    A lot can be done with just a /gsay. I recommend that any puller make a macro to alert his group that he is initiating a combat, and to alert them to what his target is. Even with EQ2′s implied targeting this is still important, in the heat of battle, redundancy in communication is a very good thing. How to do it? In the text box, type the text

    gsay Prepare to battle %t!

    In the macro text box, the slash character is unnecessary. Leave it out. Now put the macro on your hotbar. When you left click or use a keystroke to use the macro, the %t will be replaced with the name of your target. A pretty cool enchantment, if you ask me. So everyone will know to get ready to fight, and versus whom.

    If you aren’t the puller or main tank, you might very well want one like this, especially if you are a caster type, and don’t do well if you have aggro.

    gsay Help, %t is attacking me!

    Of course, some players like to exercise their creativity in writing such messages, but the function remains the same.

    As an Illusionist, I often need to mesmerize mobs. When I do this the mob will stand there fascinated by the pretty lights. Any damage will wake it up, so it’s important that the rest of my group know what I’m doing. I use the following commands, in the first and second text boxes:

    gsay You're feeling sleepy, >>%t<<
    useability Fascinate

    The useability command will invoke the ability named. In this case it’s the 10th level Enchanter spell Fascinate. This is very handy, and easy to use. You have to copy down the name exactly, but there are no other requirements, like quotation marks and such.

    I would be tempted to replace all of the spell icons on my hotbar with macros like this, but there’s a couple problems with that.
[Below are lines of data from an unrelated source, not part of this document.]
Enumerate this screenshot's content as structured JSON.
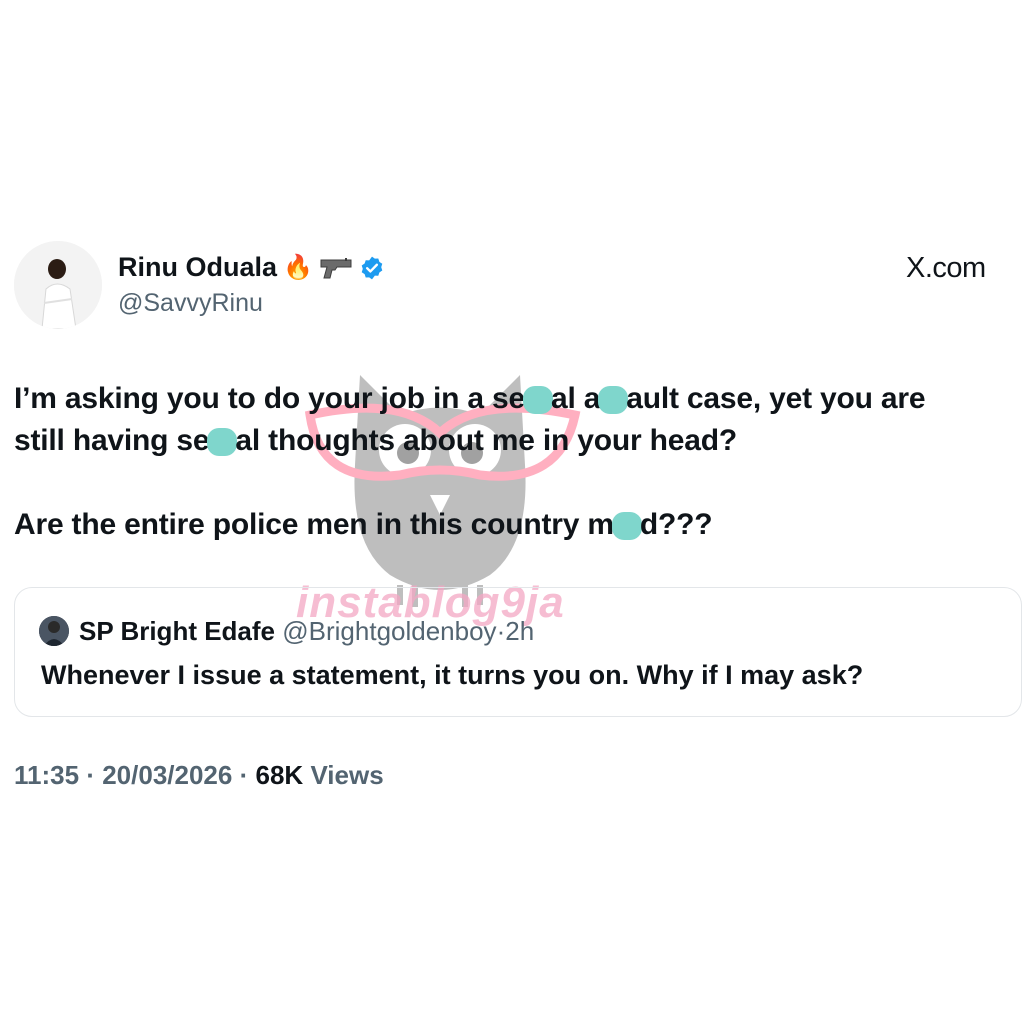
{
  "author": {
    "name": "Rinu Oduala",
    "emojis": "🔥",
    "handle": "@SavvyRinu"
  },
  "site_label": "X.com",
  "tweet": {
    "line1a": "I’m asking you to do your job in a se",
    "line1b": "al a",
    "line1c": "ault case, yet you are",
    "line2a": "still having se",
    "line2b": "al thoughts about me in your head?",
    "line3a": "Are the entire police men in this country m",
    "line3b": "d???"
  },
  "quote": {
    "name": "SP Bright Edafe",
    "handle": "@Brightgoldenboy",
    "dot": "·",
    "time": "2h",
    "text": "Whenever I issue a statement, it turns you on. Why if I may ask?"
  },
  "meta": {
    "time": "11:35",
    "sep1": "·",
    "date": "20/03/2026",
    "sep2": "·",
    "views_count": "68K",
    "views_label": "Views"
  },
  "watermark": "instablog9ja",
  "colors": {
    "verified": "#1d9bf0",
    "redaction": "#7fd6cc",
    "muted": "#536471"
  },
  "icons": [
    "verified-badge-icon",
    "pistol-icon",
    "fire-emoji",
    "owl-watermark"
  ]
}
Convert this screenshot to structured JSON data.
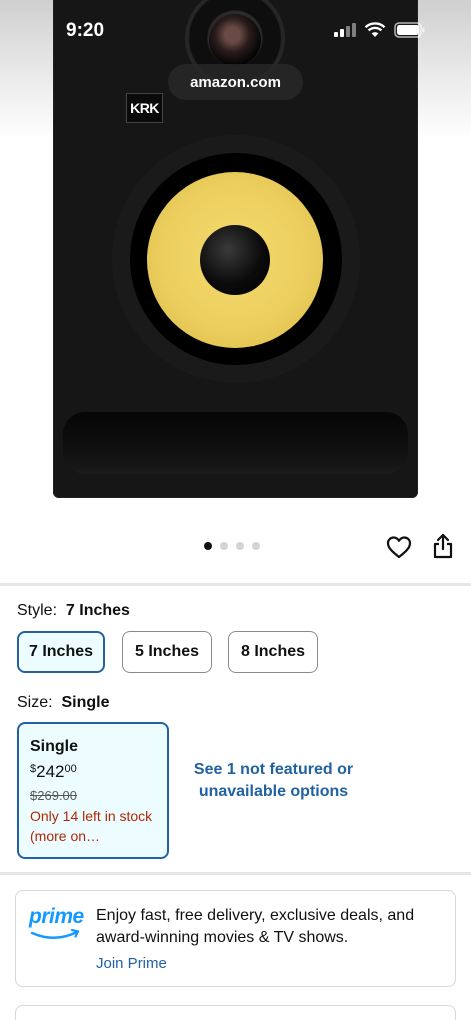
{
  "status_bar": {
    "time": "9:20"
  },
  "browser": {
    "url": "amazon.com"
  },
  "product_image": {
    "brand_logo": "KRK",
    "image_count": 4,
    "active_index": 0
  },
  "actions": {
    "wishlist_icon": "heart-icon",
    "share_icon": "share-icon"
  },
  "style": {
    "label": "Style:",
    "selected": "7 Inches",
    "options": [
      "7 Inches",
      "5 Inches",
      "8 Inches"
    ]
  },
  "size": {
    "label": "Size:",
    "selected": "Single",
    "card": {
      "title": "Single",
      "price_symbol": "$",
      "price_whole": "242",
      "price_fraction": "00",
      "list_price": "$269.00",
      "stock_note": "Only 14 left in stock (more on…"
    },
    "unavailable_link": "See 1 not featured or unavailable options"
  },
  "prime": {
    "logo_text": "prime",
    "message": "Enjoy fast, free delivery, exclusive deals, and award-winning movies & TV shows.",
    "cta": "Join Prime"
  },
  "colors": {
    "link_blue": "#2162a1",
    "selected_bg": "#edfdff",
    "deal_red": "#b12704",
    "prime_blue": "#1399ff",
    "woofer_yellow": "#eccf5e"
  }
}
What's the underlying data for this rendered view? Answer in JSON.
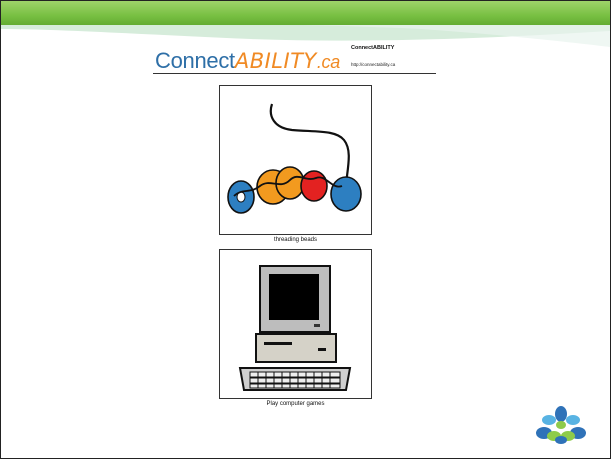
{
  "header": {
    "logo": {
      "prefix": "Connect",
      "highlight": "ABILITY",
      "suffix": ".ca"
    },
    "brand_name": "ConnectABILITY",
    "url": "http://connectability.ca"
  },
  "cards": [
    {
      "caption": "threading beads",
      "icon": "threading-beads-icon"
    },
    {
      "caption": "Play computer games",
      "icon": "computer-icon"
    }
  ],
  "corner_logo": "flower-logo-icon",
  "colors": {
    "top_bar": "#79c043",
    "logo_blue": "#2e6fa7",
    "logo_orange": "#f08a24"
  }
}
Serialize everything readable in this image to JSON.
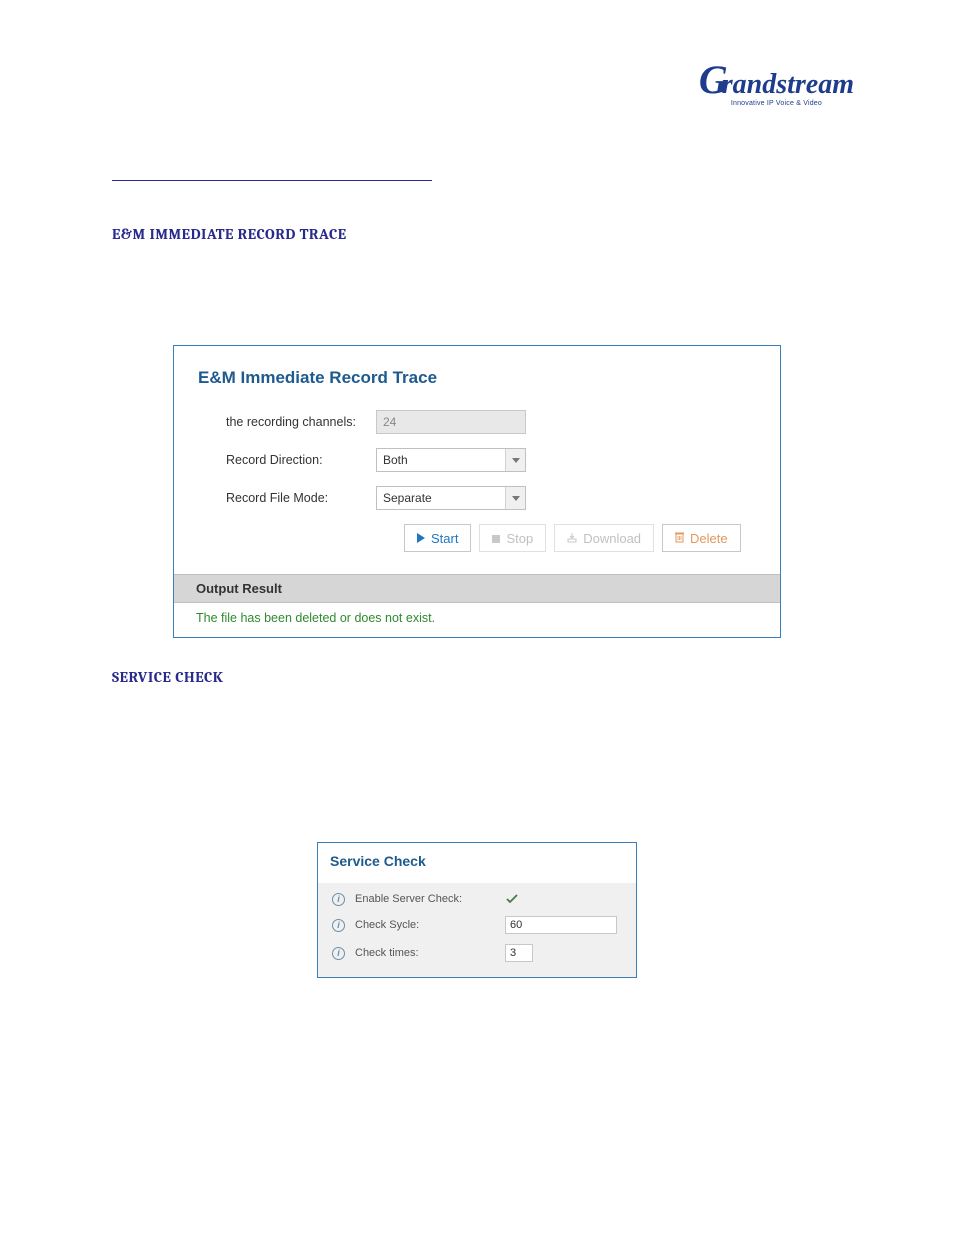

If everyone did a gsay on every ability they used, it would be hard to track all of them. Macros which use abilities do not gray out and show recast time elapsing the way the ability icon does. I wish that they did, but it means that sometimes, I will have both the macro and the underlying skill on my hotbar, just to see the recast timer.

    There is a variety of icons that one can choose from for a macro, but there are fewer of them and they aren’t the same as the ability icons. So that makes things a little more tricky, too.

    What I’d really like to see is an enhancement to the user interface where you could right click on an ability icon, and directly add a say command or two to that icon. This would allow good group communication, reduce clutter, and preserve the icon and recast timer for the ability.

    More on Tradeskill Changes

    It looks like the changes are more sweeping than I originally thought. For example, the Geomancy book from Tier 2, which everyone can buy and use, contains recipes not only for Stroma Wash, Stroma Oil, Stroma Resin and Eolith Temper, but also for Trinoid Reagent, Iron Gual Dye, and Iron Gual Ink. Wow.

    As a Jeweler, I can now buy the Geomancy book and make my own Iron Spike to use in making Runes. I am not dependent on any other class to make Runes. That’s kind of a shame, I liked that aspect of it.

    Sages are now highly viable, since Timbercraft Essentials 1 contains recipes for Cailun Paper, and Maple Quills. Remember that all artisans have the Timbercraft skill and it increases automatically with level.

    Personally, I’d recommend giving all artisans the skills but not making them advance automatically. So you could allow specialization, but not require it. If they start gouging you too much for your supplies, then you’d do it yourself.

    Here’s some screenshots of the books, and the new reaction arts that go with them, thanks to Anya Foodcrafter.